My Guide To Vienna Coffee Shops
Vienna Coffee Houses. I am not a coffee addict, but I adore the Viennese coffee culture: the cake vitrines, the wooden newspaper holders, and the waiters floating between faded plush seats and the espresso machines behind the counters. My favourite cafés are those that have that special community atmosphere, great music, free Wi-fi, and tasty cakes and snacks.
“Before, the Vienna coffeehouses generated the future, they represented the latest streams of fashion, and integrated new trends in their furniture. They were the city’s catwalk. (…) The communication that now happens via Facebook must have a real touchdown from time to time. These [new Vienna] coffeehouses could turn into the points of action.” Gregor Eichinger, architect and coffeehouse guru (ORF, OE1 Kulturjournal, 01/03/11)
Best Vienna Coffeehouses
Have a look at the best Vienna coffeehouses and check what places you’d like to visit. My shortlist covers traditional cafés, with red plush seats, globe lamps and wood pannelled window bays; some 1950ies retro style; and some purely contemporary. If you want to focus on cakes, check my list Cake Shops Vienna.
Making Of The Wiener Kaffeehaus
Vienna Coffee Houses. There is still much nostalgia around Viennese coffee houses.
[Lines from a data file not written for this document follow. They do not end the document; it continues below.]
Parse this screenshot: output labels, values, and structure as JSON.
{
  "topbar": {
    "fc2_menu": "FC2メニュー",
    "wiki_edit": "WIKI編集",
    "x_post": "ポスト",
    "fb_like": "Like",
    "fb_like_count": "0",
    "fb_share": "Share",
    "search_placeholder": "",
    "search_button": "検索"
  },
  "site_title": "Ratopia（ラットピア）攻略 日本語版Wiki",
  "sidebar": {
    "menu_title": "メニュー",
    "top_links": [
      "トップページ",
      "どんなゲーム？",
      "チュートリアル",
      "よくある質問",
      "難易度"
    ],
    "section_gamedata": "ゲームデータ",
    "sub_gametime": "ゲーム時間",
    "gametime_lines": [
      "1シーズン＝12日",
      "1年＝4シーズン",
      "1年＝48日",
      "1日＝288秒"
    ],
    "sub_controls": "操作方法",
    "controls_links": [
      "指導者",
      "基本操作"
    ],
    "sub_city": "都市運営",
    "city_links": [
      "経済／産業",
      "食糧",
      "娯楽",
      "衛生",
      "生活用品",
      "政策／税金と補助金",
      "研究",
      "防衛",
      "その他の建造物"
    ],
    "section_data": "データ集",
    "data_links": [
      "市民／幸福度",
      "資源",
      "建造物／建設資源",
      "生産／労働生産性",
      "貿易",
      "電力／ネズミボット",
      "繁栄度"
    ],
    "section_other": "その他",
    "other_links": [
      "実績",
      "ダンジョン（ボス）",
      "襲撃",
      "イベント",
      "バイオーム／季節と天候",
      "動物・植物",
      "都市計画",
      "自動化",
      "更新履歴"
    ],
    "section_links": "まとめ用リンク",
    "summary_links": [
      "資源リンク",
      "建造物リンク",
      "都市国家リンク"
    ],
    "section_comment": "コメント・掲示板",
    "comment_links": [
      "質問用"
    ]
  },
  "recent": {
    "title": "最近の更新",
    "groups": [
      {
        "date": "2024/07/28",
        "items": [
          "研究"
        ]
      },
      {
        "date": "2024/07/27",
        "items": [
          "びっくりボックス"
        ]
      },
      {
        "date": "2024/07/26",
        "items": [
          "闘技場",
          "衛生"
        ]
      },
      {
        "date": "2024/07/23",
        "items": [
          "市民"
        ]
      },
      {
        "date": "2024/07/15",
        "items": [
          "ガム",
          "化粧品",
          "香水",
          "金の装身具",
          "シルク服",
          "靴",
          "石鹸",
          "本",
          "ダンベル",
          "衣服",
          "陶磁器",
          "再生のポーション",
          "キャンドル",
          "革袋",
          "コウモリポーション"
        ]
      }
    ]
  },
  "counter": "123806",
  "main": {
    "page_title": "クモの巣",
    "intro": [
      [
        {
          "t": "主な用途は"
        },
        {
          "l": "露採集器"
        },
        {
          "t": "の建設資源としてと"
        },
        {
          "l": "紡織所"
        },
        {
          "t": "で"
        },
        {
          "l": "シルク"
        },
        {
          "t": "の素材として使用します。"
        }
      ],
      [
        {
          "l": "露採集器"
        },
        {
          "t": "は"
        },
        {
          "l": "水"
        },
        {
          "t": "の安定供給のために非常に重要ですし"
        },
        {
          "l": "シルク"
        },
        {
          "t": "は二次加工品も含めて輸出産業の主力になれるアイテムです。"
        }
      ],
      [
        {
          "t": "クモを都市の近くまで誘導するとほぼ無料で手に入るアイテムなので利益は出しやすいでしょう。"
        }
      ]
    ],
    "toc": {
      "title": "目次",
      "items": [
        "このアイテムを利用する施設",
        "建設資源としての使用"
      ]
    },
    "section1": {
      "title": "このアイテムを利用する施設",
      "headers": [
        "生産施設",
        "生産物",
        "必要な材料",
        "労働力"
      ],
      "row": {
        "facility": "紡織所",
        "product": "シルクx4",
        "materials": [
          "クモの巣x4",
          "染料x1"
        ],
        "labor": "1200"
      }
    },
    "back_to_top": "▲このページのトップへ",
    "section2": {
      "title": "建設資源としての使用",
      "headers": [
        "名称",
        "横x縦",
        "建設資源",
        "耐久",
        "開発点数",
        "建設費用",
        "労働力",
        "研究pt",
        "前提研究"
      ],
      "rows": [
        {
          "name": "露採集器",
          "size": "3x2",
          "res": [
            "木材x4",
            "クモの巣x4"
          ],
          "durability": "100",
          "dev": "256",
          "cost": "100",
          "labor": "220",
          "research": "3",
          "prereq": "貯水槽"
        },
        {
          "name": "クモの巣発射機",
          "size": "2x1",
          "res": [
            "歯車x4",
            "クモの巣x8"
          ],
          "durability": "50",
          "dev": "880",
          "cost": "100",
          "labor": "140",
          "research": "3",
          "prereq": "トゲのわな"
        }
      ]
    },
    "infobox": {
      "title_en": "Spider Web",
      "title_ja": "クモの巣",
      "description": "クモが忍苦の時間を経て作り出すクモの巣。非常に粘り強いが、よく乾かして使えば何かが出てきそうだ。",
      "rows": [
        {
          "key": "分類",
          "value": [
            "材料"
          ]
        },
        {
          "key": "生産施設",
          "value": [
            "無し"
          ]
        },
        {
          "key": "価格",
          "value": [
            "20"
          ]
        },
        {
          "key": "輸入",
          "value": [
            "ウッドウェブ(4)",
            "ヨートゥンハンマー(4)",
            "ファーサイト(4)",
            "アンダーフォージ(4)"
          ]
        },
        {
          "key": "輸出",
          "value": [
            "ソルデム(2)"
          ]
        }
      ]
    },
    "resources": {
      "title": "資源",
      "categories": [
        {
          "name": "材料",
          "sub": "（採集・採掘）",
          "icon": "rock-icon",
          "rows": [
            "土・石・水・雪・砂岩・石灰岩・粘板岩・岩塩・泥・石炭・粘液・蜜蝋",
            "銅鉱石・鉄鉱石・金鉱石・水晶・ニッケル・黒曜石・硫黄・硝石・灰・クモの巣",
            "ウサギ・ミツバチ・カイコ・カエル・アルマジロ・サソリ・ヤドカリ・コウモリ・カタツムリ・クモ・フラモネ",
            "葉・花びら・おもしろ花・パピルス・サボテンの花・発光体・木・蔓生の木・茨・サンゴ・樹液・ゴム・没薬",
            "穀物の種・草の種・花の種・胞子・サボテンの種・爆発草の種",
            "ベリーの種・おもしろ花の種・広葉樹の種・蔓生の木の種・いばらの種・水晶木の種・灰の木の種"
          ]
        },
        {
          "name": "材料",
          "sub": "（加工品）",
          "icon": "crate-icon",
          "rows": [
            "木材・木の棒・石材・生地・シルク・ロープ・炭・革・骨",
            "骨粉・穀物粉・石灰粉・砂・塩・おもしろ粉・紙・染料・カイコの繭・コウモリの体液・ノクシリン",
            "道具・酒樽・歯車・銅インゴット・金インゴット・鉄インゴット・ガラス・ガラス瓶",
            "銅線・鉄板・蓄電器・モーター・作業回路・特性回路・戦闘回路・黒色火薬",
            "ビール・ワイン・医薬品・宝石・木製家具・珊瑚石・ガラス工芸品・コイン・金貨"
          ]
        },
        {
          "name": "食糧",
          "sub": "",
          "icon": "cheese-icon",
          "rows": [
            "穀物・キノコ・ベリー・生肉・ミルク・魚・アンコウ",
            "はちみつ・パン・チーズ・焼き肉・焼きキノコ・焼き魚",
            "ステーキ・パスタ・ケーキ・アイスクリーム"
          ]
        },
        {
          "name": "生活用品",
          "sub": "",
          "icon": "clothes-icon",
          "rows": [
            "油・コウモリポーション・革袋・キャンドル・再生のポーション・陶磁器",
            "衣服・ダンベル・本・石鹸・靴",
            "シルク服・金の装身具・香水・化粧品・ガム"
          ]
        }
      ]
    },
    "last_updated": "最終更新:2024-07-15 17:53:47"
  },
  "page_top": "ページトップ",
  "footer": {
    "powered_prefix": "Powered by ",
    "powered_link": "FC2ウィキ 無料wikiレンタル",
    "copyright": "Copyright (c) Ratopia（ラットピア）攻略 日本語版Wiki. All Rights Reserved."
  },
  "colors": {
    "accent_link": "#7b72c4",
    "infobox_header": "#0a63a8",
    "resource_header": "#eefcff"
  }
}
That is because they have always been more than a place where to have coffee: basically since their invention in 1685, two years after the Turks left some coffee beans when they finally gave up on besieging the capital for the second time.
Local residents have been extending the social function the Wiener Kaffeehaus to an extreme. A 100 years ago, many resident artists, writers, architects and other intellectuals worked in coffee houses, read news papers extensively, took private telephone calls or had their private mail sent there. All that often for the price of an Einspänner or a Melange which they sipped for hours. This photo of neighbourhood café Jelinek gives you a good idea.
Austro-Jewish writer Friedrich Torberg describes the coffeehouse microcosm of early 20th century Vienna brilliantly and very funnily in his classic Tante Jolesch or the Decline of the West in Anecdotes.
After the Second World War the local café scene nearly collapsed. Their main regular customers, Jewish intellectuals and artists, had gone. The Sixties and Seventies saw a revival of Vienna coffee houses, driven again by Austrian writers and artists. They were not after glamour but again comfy space for discussion. Go to Café Hawelka or Café Altwien and you will understand.
Not up for coffee before dinner? Visit some of the Best Bars in Vienna
How to connect coffeehouses with sightseeing, attractions and restaurants – find out more in Vienna Travel Planning
Should you tip in a coffeehouse? Find out in Tipping in Austria
back to What To Do In Vienna
back to Vienna Unwrapped homepage
Last Updated on